(Items from an interface collection)
########################################

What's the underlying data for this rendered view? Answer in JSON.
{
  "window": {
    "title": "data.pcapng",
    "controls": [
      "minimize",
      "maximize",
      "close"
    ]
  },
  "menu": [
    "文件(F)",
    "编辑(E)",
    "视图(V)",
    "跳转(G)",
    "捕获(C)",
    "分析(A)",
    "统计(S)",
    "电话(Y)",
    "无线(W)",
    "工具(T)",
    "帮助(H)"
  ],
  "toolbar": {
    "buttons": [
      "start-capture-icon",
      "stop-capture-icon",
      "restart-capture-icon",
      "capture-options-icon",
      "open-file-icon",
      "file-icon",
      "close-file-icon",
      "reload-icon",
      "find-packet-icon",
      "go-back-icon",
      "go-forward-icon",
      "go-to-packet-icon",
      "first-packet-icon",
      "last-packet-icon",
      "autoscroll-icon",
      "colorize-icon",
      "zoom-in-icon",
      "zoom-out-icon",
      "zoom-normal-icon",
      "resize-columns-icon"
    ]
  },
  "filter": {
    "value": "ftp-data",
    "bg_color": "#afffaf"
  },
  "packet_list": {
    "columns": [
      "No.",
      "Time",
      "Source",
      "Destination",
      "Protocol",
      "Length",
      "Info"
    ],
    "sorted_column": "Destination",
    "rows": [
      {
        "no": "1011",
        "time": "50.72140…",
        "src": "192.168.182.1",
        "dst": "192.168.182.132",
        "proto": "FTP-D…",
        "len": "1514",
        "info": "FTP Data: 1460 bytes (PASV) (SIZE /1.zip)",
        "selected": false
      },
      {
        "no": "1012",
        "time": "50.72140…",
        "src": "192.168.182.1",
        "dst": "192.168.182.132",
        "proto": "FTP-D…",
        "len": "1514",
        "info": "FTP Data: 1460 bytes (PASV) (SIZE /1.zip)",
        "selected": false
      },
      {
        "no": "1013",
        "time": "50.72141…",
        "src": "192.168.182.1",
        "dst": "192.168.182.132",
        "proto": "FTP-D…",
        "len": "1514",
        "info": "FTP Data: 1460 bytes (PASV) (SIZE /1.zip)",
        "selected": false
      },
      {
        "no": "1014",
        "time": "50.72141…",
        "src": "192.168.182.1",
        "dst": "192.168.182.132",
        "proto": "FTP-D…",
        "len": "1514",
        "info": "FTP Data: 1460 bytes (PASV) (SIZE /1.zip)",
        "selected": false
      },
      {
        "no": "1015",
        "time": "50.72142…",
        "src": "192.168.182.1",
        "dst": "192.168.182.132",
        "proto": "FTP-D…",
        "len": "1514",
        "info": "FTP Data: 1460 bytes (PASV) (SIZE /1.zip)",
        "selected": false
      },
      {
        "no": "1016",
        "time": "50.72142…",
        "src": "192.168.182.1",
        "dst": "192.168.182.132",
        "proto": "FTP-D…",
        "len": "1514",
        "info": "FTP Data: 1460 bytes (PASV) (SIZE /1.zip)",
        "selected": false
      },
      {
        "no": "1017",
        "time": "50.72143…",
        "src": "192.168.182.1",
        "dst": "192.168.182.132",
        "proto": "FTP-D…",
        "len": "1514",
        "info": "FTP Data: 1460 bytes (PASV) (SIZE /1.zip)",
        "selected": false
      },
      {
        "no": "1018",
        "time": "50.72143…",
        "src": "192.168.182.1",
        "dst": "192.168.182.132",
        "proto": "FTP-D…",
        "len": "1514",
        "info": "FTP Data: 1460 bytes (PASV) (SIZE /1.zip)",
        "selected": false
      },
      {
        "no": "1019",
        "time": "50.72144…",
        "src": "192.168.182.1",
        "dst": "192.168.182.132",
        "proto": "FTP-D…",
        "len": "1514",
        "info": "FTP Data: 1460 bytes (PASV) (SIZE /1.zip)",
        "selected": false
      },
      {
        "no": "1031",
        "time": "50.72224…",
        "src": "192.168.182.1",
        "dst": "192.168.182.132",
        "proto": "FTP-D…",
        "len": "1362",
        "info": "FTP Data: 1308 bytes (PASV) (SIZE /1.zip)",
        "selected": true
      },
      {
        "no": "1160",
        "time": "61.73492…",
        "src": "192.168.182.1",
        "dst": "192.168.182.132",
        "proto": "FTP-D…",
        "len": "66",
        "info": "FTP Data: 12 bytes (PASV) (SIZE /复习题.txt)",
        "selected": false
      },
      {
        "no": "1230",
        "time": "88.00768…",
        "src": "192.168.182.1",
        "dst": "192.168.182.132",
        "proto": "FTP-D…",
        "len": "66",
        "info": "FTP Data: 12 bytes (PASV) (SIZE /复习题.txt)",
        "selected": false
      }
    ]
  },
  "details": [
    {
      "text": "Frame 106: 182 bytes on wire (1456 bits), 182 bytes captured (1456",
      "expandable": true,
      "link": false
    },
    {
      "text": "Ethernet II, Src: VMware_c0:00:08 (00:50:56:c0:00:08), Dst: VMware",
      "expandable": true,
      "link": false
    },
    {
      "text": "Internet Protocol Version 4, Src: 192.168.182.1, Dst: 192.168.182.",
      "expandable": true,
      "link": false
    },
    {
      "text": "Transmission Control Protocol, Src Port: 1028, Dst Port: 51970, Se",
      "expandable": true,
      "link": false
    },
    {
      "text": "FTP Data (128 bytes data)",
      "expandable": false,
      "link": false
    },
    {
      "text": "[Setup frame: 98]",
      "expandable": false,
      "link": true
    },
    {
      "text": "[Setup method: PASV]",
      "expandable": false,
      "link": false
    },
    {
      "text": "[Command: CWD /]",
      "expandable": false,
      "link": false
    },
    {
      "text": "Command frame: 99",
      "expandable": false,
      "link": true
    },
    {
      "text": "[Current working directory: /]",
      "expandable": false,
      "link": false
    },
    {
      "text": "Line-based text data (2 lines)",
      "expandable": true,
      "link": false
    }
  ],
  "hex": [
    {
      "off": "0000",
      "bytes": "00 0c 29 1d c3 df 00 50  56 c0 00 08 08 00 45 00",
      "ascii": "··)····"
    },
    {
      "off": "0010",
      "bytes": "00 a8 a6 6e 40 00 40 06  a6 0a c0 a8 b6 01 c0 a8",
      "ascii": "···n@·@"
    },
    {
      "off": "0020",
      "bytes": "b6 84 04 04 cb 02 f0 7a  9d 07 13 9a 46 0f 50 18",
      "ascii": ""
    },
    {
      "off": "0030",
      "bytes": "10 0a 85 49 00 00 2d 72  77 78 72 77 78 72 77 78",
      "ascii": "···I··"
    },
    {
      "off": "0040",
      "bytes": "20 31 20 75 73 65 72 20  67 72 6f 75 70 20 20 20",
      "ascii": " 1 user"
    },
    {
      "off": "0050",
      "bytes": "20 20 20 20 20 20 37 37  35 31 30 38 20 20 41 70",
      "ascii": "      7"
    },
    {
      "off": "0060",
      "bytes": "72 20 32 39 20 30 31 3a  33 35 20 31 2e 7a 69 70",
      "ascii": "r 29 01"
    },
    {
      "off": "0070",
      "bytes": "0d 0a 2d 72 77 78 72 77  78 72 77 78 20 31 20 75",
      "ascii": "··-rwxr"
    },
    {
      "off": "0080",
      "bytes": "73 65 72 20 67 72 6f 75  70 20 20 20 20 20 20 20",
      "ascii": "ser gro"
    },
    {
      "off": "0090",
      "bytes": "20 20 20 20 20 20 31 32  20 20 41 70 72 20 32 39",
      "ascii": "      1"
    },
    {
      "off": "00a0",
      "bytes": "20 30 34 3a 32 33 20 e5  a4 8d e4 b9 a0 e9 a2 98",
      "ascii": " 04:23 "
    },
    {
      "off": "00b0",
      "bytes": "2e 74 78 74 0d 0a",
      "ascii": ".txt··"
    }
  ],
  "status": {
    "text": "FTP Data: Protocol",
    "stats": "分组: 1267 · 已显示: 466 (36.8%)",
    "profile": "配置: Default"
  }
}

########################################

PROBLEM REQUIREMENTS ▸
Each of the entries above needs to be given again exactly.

OUTPUT FOR THIS TASK ▸
What's the underlying data for this rendered view? Answer in JSON.
{
  "window": {
    "title": "data.pcapng",
    "controls": [
      "minimize",
      "maximize",
      "close"
    ]
  },
  "menu": [
    "文件(F)",
    "编辑(E)",
    "视图(V)",
    "跳转(G)",
    "捕获(C)",
    "分析(A)",
    "统计(S)",
    "电话(Y)",
    "无线(W)",
    "工具(T)",
    "帮助(H)"
  ],
  "toolbar": {
    "buttons": [
      "start-capture-icon",
      "stop-capture-icon",
      "restart-capture-icon",
      "capture-options-icon",
      "open-file-icon",
      "file-icon",
      "close-file-icon",
      "reload-icon",
      "find-packet-icon",
      "go-back-icon",
      "go-forward-icon",
      "go-to-packet-icon",
      "first-packet-icon",
      "last-packet-icon",
      "autoscroll-icon",
      "colorize-icon",
      "zoom-in-icon",
      "zoom-out-icon",
      "zoom-normal-icon",
      "resize-columns-icon"
    ]
  },
  "filter": {
    "value": "ftp-data",
    "bg_color": "#afffaf"
  },
  "packet_list": {
    "columns": [
      "No.",
      "Time",
      "Source",
      "Destination",
      "Protocol",
      "Length",
      "Info"
    ],
    "sorted_column": "Destination",
    "rows": [
      {
        "no": "1011",
        "time": "50.72140…",
        "src": "192.168.182.1",
        "dst": "192.168.182.132",
        "proto": "FTP-D…",
        "len": "1514",
        "info": "FTP Data: 1460 bytes (PASV) (SIZE /1.zip)",
        "selected": false
      },
      {
        "no": "1012",
        "time": "50.72140…",
        "src": "192.168.182.1",
        "dst": "192.168.182.132",
        "proto": "FTP-D…",
        "len": "1514",
        "info": "FTP Data: 1460 bytes (PASV) (SIZE /1.zip)",
        "selected": false
      },
      {
        "no": "1013",
        "time": "50.72141…",
        "src": "192.168.182.1",
        "dst": "192.168.182.132",
        "proto": "FTP-D…",
        "len": "1514",
        "info": "FTP Data: 1460 bytes (PASV) (SIZE /1.zip)",
        "selected": false
      },
      {
        "no": "1014",
        "time": "50.72141…",
        "src": "192.168.182.1",
        "dst": "192.168.182.132",
        "proto": "FTP-D…",
        "len": "1514",
        "info": "FTP Data: 1460 bytes (PASV) (SIZE /1.zip)",
        "selected": false
      },
      {
        "no": "1015",
        "time": "50.72142…",
        "src": "192.168.182.1",
        "dst": "192.168.182.132",
        "proto": "FTP-D…",
        "len": "1514",
        "info": "FTP Data: 1460 bytes (PASV) (SIZE /1.zip)",
        "selected": false
      },
      {
        "no": "1016",
        "time": "50.72142…",
        "src": "192.168.182.1",
        "dst": "192.168.182.132",
        "proto": "FTP-D…",
        "len": "1514",
        "info": "FTP Data: 1460 bytes (PASV) (SIZE /1.zip)",
        "selected": false
      },
      {
        "no": "1017",
        "time": "50.72143…",
        "src": "192.168.182.1",
        "dst": "192.168.182.132",
        "proto": "FTP-D…",
        "len": "1514",
        "info": "FTP Data: 1460 bytes (PASV) (SIZE /1.zip)",
        "selected": false
      },
      {
        "no": "1018",
        "time": "50.72143…",
        "src": "192.168.182.1",
        "dst": "192.168.182.132",
        "proto": "FTP-D…",
        "len": "1514",
        "info": "FTP Data: 1460 bytes (PASV) (SIZE /1.zip)",
        "selected": false
      },
      {
        "no": "1019",
        "time": "50.72144…",
        "src": "192.168.182.1",
        "dst": "192.168.182.132",
        "proto": "FTP-D…",
        "len": "1514",
        "info": "FTP Data: 1460 bytes (PASV) (SIZE /1.zip)",
        "selected": false
      },
      {
        "no": "1031",
        "time": "50.72224…",
        "src": "192.168.182.1",
        "dst": "192.168.182.132",
        "proto": "FTP-D…",
        "len": "1362",
        "info": "FTP Data: 1308 bytes (PASV) (SIZE /1.zip)",
        "selected": true
      },
      {
        "no": "1160",
        "time": "61.73492…",
        "src": "192.168.182.1",
        "dst": "192.168.182.132",
        "proto": "FTP-D…",
        "len": "66",
        "info": "FTP Data: 12 bytes (PASV) (SIZE /复习题.txt)",
        "selected": false
      },
      {
        "no": "1230",
        "time": "88.00768…",
        "src": "192.168.182.1",
        "dst": "192.168.182.132",
        "proto": "FTP-D…",
        "len": "66",
        "info": "FTP Data: 12 bytes (PASV) (SIZE /复习题.txt)",
        "selected": false
      }
    ]
  },
  "details": [
    {
      "text": "Frame 106: 182 bytes on wire (1456 bits), 182 bytes captured (1456",
      "expandable": true,
      "link": false
    },
    {
      "text": "Ethernet II, Src: VMware_c0:00:08 (00:50:56:c0:00:08), Dst: VMware",
      "expandable": true,
      "link": false
    },
    {
      "text": "Internet Protocol Version 4, Src: 192.168.182.1, Dst: 192.168.182.",
      "expandable": true,
      "link": false
    },
    {
      "text": "Transmission Control Protocol, Src Port: 1028, Dst Port: 51970, Se",
      "expandable": true,
      "link": false
    },
    {
      "text": "FTP Data (128 bytes data)",
      "expandable": false,
      "link": false
    },
    {
      "text": "[Setup frame: 98]",
      "expandable": false,
      "link": true
    },
    {
      "text": "[Setup method: PASV]",
      "expandable": false,
      "link": false
    },
    {
      "text": "[Command: CWD /]",
      "expandable": false,
      "link": false
    },
    {
      "text": "Command frame: 99",
      "expandable": false,
      "link": true
    },
    {
      "text": "[Current working directory: /]",
      "expandable": false,
      "link": false
    },
    {
      "text": "Line-based text data (2 lines)",
      "expandable": true,
      "link": false
    }
  ],
  "hex": [
    {
      "off": "0000",
      "bytes": "00 0c 29 1d c3 df 00 50  56 c0 00 08 08 00 45 00",
      "ascii": "··)····"
    },
    {
      "off": "0010",
      "bytes": "00 a8 a6 6e 40 00 40 06  a6 0a c0 a8 b6 01 c0 a8",
      "ascii": "···n@·@"
    },
    {
      "off": "0020",
      "bytes": "b6 84 04 04 cb 02 f0 7a  9d 07 13 9a 46 0f 50 18",
      "ascii": ""
    },
    {
      "off": "0030",
      "bytes": "10 0a 85 49 00 00 2d 72  77 78 72 77 78 72 77 78",
      "ascii": "···I··"
    },
    {
      "off": "0040",
      "bytes": "20 31 20 75 73 65 72 20  67 72 6f 75 70 20 20 20",
      "ascii": " 1 user"
    },
    {
      "off": "0050",
      "bytes": "20 20 20 20 20 20 37 37  35 31 30 38 20 20 41 70",
      "ascii": "      7"
    },
    {
      "off": "0060",
      "bytes": "72 20 32 39 20 30 31 3a  33 35 20 31 2e 7a 69 70",
      "ascii": "r 29 01"
    },
    {
      "off": "0070",
      "bytes": "0d 0a 2d 72 77 78 72 77  78 72 77 78 20 31 20 75",
      "ascii": "··-rwxr"
    },
    {
      "off": "0080",
      "bytes": "73 65 72 20 67 72 6f 75  70 20 20 20 20 20 20 20",
      "ascii": "ser gro"
    },
    {
      "off": "0090",
      "bytes": "20 20 20 20 20 20 31 32  20 20 41 70 72 20 32 39",
      "ascii": "      1"
    },
    {
      "off": "00a0",
      "bytes": "20 30 34 3a 32 33 20 e5  a4 8d e4 b9 a0 e9 a2 98",
      "ascii": " 04:23 "
    },
    {
      "off": "00b0",
      "bytes": "2e 74 78 74 0d 0a",
      "ascii": ".txt··"
    }
  ],
  "status": {
    "text": "FTP Data: Protocol",
    "stats": "分组: 1267 · 已显示: 466 (36.8%)",
    "profile": "配置: Default"
  }
}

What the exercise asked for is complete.